[Records excerpted from a collection]
================
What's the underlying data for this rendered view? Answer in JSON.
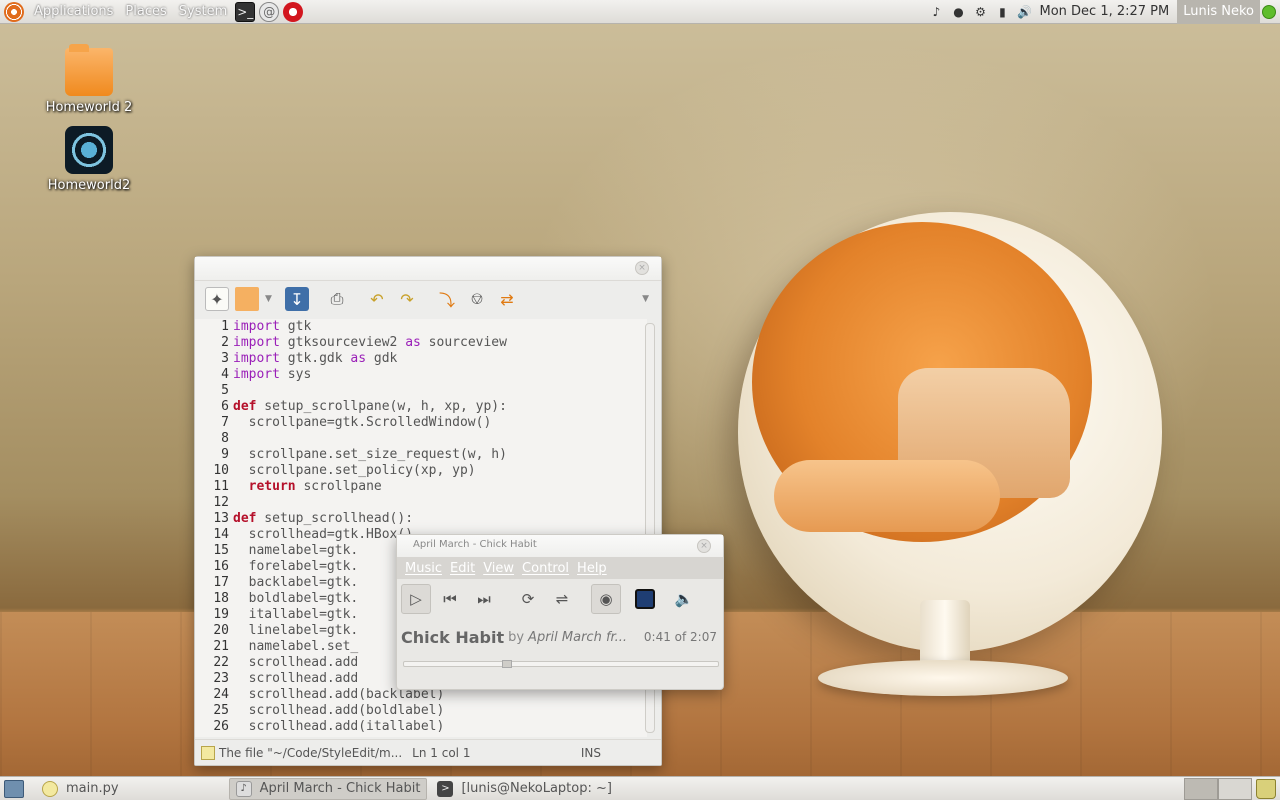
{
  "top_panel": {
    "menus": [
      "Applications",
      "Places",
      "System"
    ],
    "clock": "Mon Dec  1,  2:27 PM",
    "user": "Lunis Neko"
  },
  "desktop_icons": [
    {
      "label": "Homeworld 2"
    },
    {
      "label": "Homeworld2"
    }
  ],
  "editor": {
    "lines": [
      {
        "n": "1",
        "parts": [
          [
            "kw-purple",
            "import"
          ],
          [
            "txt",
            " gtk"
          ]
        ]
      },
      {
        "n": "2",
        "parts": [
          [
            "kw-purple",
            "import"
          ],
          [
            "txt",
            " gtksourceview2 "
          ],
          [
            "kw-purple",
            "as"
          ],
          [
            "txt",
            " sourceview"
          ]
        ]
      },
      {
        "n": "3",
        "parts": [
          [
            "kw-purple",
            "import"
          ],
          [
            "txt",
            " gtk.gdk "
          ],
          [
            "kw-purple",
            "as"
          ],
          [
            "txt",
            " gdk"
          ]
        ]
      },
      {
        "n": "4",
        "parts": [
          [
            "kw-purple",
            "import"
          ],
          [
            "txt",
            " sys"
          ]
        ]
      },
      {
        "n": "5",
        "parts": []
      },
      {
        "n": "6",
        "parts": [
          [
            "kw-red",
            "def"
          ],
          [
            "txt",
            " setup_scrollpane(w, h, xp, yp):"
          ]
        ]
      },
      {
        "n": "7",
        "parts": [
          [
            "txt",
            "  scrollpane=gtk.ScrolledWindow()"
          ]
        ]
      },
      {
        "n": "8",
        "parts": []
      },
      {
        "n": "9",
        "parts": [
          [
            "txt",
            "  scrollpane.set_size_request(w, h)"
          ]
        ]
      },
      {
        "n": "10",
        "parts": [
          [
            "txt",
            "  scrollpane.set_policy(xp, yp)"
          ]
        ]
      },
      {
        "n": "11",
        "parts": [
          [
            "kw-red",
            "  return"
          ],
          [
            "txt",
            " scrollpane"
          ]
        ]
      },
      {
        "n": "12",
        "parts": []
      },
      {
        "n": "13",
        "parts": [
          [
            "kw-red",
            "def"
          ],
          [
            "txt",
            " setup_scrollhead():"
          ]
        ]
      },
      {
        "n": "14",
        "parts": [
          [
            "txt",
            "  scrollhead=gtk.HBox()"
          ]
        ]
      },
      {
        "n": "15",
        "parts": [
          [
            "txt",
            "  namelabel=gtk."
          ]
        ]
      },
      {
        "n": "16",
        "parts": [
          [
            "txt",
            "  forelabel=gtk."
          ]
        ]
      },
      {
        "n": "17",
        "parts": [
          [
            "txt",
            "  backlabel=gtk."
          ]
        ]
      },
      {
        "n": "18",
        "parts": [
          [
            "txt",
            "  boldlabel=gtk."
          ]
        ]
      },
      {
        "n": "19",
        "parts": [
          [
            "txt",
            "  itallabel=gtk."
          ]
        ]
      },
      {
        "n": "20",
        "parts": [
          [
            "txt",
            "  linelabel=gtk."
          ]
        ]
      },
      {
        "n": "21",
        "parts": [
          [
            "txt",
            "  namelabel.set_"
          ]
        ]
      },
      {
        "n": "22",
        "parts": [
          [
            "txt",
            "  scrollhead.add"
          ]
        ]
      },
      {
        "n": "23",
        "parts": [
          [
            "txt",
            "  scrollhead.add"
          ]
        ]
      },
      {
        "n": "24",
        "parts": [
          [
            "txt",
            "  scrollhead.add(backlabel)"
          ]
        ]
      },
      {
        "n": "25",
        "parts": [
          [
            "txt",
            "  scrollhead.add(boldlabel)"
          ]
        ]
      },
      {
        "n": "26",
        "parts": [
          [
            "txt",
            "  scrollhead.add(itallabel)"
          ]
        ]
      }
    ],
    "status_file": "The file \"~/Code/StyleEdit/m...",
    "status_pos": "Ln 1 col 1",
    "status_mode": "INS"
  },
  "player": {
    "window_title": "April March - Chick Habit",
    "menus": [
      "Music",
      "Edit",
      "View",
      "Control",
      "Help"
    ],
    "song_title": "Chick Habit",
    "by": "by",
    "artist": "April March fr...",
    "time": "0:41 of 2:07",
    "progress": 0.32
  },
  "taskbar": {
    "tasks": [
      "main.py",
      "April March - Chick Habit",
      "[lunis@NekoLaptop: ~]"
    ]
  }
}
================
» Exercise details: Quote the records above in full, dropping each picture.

» Response below:
What's the underlying data for this rendered view? Answer in JSON.
{
  "top_panel": {
    "menus": [
      "Applications",
      "Places",
      "System"
    ],
    "clock": "Mon Dec  1,  2:27 PM",
    "user": "Lunis Neko"
  },
  "desktop_icons": [
    {
      "label": "Homeworld 2"
    },
    {
      "label": "Homeworld2"
    }
  ],
  "editor": {
    "lines": [
      {
        "n": "1",
        "parts": [
          [
            "kw-purple",
            "import"
          ],
          [
            "txt",
            " gtk"
          ]
        ]
      },
      {
        "n": "2",
        "parts": [
          [
            "kw-purple",
            "import"
          ],
          [
            "txt",
            " gtksourceview2 "
          ],
          [
            "kw-purple",
            "as"
          ],
          [
            "txt",
            " sourceview"
          ]
        ]
      },
      {
        "n": "3",
        "parts": [
          [
            "kw-purple",
            "import"
          ],
          [
            "txt",
            " gtk.gdk "
          ],
          [
            "kw-purple",
            "as"
          ],
          [
            "txt",
            " gdk"
          ]
        ]
      },
      {
        "n": "4",
        "parts": [
          [
            "kw-purple",
            "import"
          ],
          [
            "txt",
            " sys"
          ]
        ]
      },
      {
        "n": "5",
        "parts": []
      },
      {
        "n": "6",
        "parts": [
          [
            "kw-red",
            "def"
          ],
          [
            "txt",
            " setup_scrollpane(w, h, xp, yp):"
          ]
        ]
      },
      {
        "n": "7",
        "parts": [
          [
            "txt",
            "  scrollpane=gtk.ScrolledWindow()"
          ]
        ]
      },
      {
        "n": "8",
        "parts": []
      },
      {
        "n": "9",
        "parts": [
          [
            "txt",
            "  scrollpane.set_size_request(w, h)"
          ]
        ]
      },
      {
        "n": "10",
        "parts": [
          [
            "txt",
            "  scrollpane.set_policy(xp, yp)"
          ]
        ]
      },
      {
        "n": "11",
        "parts": [
          [
            "kw-red",
            "  return"
          ],
          [
            "txt",
            " scrollpane"
          ]
        ]
      },
      {
        "n": "12",
        "parts": []
      },
      {
        "n": "13",
        "parts": [
          [
            "kw-red",
            "def"
          ],
          [
            "txt",
            " setup_scrollhead():"
          ]
        ]
      },
      {
        "n": "14",
        "parts": [
          [
            "txt",
            "  scrollhead=gtk.HBox()"
          ]
        ]
      },
      {
        "n": "15",
        "parts": [
          [
            "txt",
            "  namelabel=gtk."
          ]
        ]
      },
      {
        "n": "16",
        "parts": [
          [
            "txt",
            "  forelabel=gtk."
          ]
        ]
      },
      {
        "n": "17",
        "parts": [
          [
            "txt",
            "  backlabel=gtk."
          ]
        ]
      },
      {
        "n": "18",
        "parts": [
          [
            "txt",
            "  boldlabel=gtk."
          ]
        ]
      },
      {
        "n": "19",
        "parts": [
          [
            "txt",
            "  itallabel=gtk."
          ]
        ]
      },
      {
        "n": "20",
        "parts": [
          [
            "txt",
            "  linelabel=gtk."
          ]
        ]
      },
      {
        "n": "21",
        "parts": [
          [
            "txt",
            "  namelabel.set_"
          ]
        ]
      },
      {
        "n": "22",
        "parts": [
          [
            "txt",
            "  scrollhead.add"
          ]
        ]
      },
      {
        "n": "23",
        "parts": [
          [
            "txt",
            "  scrollhead.add"
          ]
        ]
      },
      {
        "n": "24",
        "parts": [
          [
            "txt",
            "  scrollhead.add(backlabel)"
          ]
        ]
      },
      {
        "n": "25",
        "parts": [
          [
            "txt",
            "  scrollhead.add(boldlabel)"
          ]
        ]
      },
      {
        "n": "26",
        "parts": [
          [
            "txt",
            "  scrollhead.add(itallabel)"
          ]
        ]
      }
    ],
    "status_file": "The file \"~/Code/StyleEdit/m...",
    "status_pos": "Ln 1 col 1",
    "status_mode": "INS"
  },
  "player": {
    "window_title": "April March - Chick Habit",
    "menus": [
      "Music",
      "Edit",
      "View",
      "Control",
      "Help"
    ],
    "song_title": "Chick Habit",
    "by": "by",
    "artist": "April March fr...",
    "time": "0:41 of 2:07",
    "progress": 0.32
  },
  "taskbar": {
    "tasks": [
      "main.py",
      "April March - Chick Habit",
      "[lunis@NekoLaptop: ~]"
    ]
  }
}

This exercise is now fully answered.